"To prevent not only gene mutations but broken chromosomes and chromosomal abnormalities known to cause cancer, infertility, and other diseases in humans, prompt, precise DNA repair is essential."

"Homologous recombination is a complex mechanism with multiple steps, but also with many points of regulation to insure accurate recombination at every stage.  This could be why this method has been favored during evolution.  The machinery that relocalizes the damaged DNA before loading Rad51 might have evolved because the consequences of not having it would be terrible."

A Nomenklatura científica uma hora dessas deve estar pedindo a cabeça do Paul Press. Razão? A definição de evolução dele contraria a definição consensual aceita pela Akademia: um processo de mero acaso, fortuita necessidade ao longo do tempo filtrado pela seleção natural ou n mecanismos evolucionários. Repare bem:

Sendo um processo ao acaso, a evolução não tem objetivo e nenhum propósito, e nem se importaria se algo surgisse ou não. 

1. Então, alguém me explique aqui, como que um processo sem inteligência pode favorecer processo tão complexo como esse? 

2. Como que um processo sem inteligência pode saber que as consequências de não ter este processo complexo seria terrível para as formas biológicas? 

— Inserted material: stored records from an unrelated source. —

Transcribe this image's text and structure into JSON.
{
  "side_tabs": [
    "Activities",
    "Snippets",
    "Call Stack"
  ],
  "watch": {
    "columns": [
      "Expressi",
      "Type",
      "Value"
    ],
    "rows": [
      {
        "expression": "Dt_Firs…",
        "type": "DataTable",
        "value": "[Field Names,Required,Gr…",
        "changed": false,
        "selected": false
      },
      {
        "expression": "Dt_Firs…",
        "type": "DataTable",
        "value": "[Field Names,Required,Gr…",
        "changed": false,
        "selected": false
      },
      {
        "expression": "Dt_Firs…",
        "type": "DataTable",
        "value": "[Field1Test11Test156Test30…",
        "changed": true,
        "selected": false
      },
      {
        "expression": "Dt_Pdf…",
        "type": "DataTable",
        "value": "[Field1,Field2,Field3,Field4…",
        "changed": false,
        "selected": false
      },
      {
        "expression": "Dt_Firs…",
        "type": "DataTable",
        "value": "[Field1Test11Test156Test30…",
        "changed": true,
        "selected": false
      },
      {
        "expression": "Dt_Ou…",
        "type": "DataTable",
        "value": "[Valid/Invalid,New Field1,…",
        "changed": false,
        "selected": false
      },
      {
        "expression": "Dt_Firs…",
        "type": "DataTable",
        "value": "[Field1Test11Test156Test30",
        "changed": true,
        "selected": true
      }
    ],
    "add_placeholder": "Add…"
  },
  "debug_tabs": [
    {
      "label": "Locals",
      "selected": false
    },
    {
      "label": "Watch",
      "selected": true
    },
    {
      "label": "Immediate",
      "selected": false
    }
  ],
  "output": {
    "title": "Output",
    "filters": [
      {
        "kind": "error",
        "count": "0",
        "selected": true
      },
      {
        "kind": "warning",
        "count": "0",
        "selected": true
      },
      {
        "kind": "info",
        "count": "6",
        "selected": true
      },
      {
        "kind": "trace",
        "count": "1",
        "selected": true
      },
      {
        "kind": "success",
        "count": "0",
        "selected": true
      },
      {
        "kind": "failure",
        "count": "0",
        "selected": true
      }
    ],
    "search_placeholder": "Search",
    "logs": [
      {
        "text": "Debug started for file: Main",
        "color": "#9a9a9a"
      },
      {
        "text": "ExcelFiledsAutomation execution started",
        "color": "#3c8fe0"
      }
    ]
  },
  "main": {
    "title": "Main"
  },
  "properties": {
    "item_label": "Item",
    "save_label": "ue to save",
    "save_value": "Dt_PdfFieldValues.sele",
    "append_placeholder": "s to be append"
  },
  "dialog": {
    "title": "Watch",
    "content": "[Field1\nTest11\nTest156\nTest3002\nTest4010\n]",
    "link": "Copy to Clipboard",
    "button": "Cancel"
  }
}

3. E esta última para pensar cum grano salis, COMO isso [um  processo cego, aleatório, não guiado e que não tem em mente qualquer finbalidade nas formas biológicas] motivou uma maquinaria e mecanismos tão complexos para evitar consequências terríveis?

Gente, a linguagem é TELEOLÓGICA, e isso é defendido pelos teóricos e proponentes da teoria do Design Inteligente!!!

Fui, nem sei por que, pensando que a cada dia que passa com os avanços e descobertas da ciência, Darwin cada vez mais vai sumindo de cena ou então a Nomenklatura científica se vê forçada a elaborar verdadeiros epiciclos epistêmicos a la Ptolomeu, teorias ad hoc, para salvar a cara de Darwin, o homem que teve a maior ideia que toda a humanidade já teve!!!

A nova teoria geral da evolução - a SÍNTESE EVOLUTIVA AMPLIADA vai ter que considerar tudo isso.